Overlays are surface depositions of 6 mm or greater in thickness that can be bonded, partially bonded, or unbonded to the surface of the concrete. The material of overlay may be polymer concrete, Portland cement concrete, epoxies, polyesters, and polymer-modified concrete.
Overlay concrete change the appearance, texture, and elevation of the original concrete surface and a variety of different colors and finishes are available. Overlays may bridge nonmoving cracks, but the active cracks may appear again. Overlays are used as a wearing course, provide protection against the intrusion of water and chloride ions, provide abrasion resistance, and may be decorative.
Overlays are useful to seal areas with large number of cracks, where individual treatment of each crack is too expensive. Overlays used to seal active cracks must be extensible (must have the ability to elongate and shorten). It is important to note that the cracks are only surface sealed with unbonded overlays and not filled deep inside.
The most common overlay of this type is a two or three ply membrane of felt with tar between the plies, covered with gravel, concrete or bricks for protection. For dormant cracks, almost all types of overlays work well.
Both a bonded overlay and surface treatment may be used to repair dormant cracks in structural slabs and pavements.

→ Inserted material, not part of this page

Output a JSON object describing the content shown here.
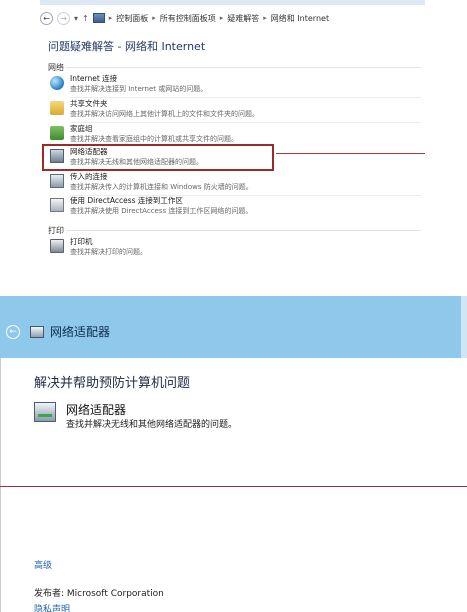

Overlays may be placed, troweled, screeded, or sprayed in one or more layers onto the concrete surface. The additional dead load of overlays is to be considered in the analysis of an existing structure. Overlays can be designed to act compositely with the existing structure and additional reinforcement in the form of welded-wire fabric, and reinforcing steel or fibers may be added.
For an overlay to perform properly, the surface to which it is bonded should be clean, sound, and appropriately roughened. Bonded overlays are not used where there is active cracking or structural movement. Unbonded overlays may be used in such situations.
Before placing the overlay, the surface must be thoroughly cleaned and made free of laitance, weak material, grease or oil and a bond coat consisting of finer material of overlay or an epoxy adhesive is applied immediately before placing the overlay. Overlays generally consist of polymer-modified Portland cement mortar or concrete, or by silica fume concrete.
The polymers commonly employed are styrene butadiene or acrylic latexes that are added in quantities equal to 15 to 20 percent by weight of the Portland cement. The overlay minimum thickness can be about 30mm and used to cover fine dormant cracks. Polymer-modified overlays are mixed, placed and finished within 15 min in warm weather and may require a 24-hr moist curing.
A vapor barrier overlay on slabs-on-ground in freezing climates must not be used. Thin, cementitious overlays are susceptible to plastic-shrinkage cracking because their high surface-to-volume ratio causes rapid evaporation under drying conditions. Cracking in bonded overlays has at least one of four causes:
1. Tearing of the surface due to late finishing operations.
2. Plastic shrinkage from excessive drying.
3. Differential movement between the deck and the overlay due to temperature differences or drying shrinkage.
4. Existing cracks reflected through the overlay.
Testing of the in-place concrete must be done before surface preparation to determine the modulus of rupture of the concrete and after the overlay has been completed to determine bond strength. There are following common types of overlay systems:
Unbonded or partially bonded:
These systems are used on bridge decks, plaza decks, parking garages, over office spaces, and over waterproofing to provide wearing courses and for creating slopes for drainage over waterproofing membranes. They also can provide architectural treatments for exposed decks or driveways. Overlay may consist of asphalt, asphalt concrete, or cement concrete.
Asphalt and asphalt concrete overlays are porous, do not provide waterproofing and produce deck deterioration due to freezing and thawing.
Bonded PCC overlay:
Bonded PCC overlays are simply layers of usually horizontal concrete placed on a properly prepared existing concrete surface. This material is used to repair a spalled or disintegrated surface, to provide a protective barrier, to increase cover over reinforcing steel, to add slip resistance, to level floors, to repair concrete surfaces damaged by abrasion, freezing, or fire, and to repair deteriorated pavements.
Portland cement overlays are sometimes reinforced with fibers and other additives. Low-slump concrete overlays and bonded Portland-cement-concrete overlays are used to provide a protective barrier to deicing salts and to increase the load-carrying capacity of the underlying concrete.
Low solids and low-viscosity resin-based systems, using materials such as urethanes, epoxies, polyesters, and acrylics, can be used to seal the concrete surfaces that are not subjected to traffic.
These methods are most effective if cracks are treated by injecting with epoxy or by routing and sealing before applying surface treatment. The thickness of this treatment may vary from 1 to 50 mm and aggregates can be sprinkled on the top to improve skid-resistance.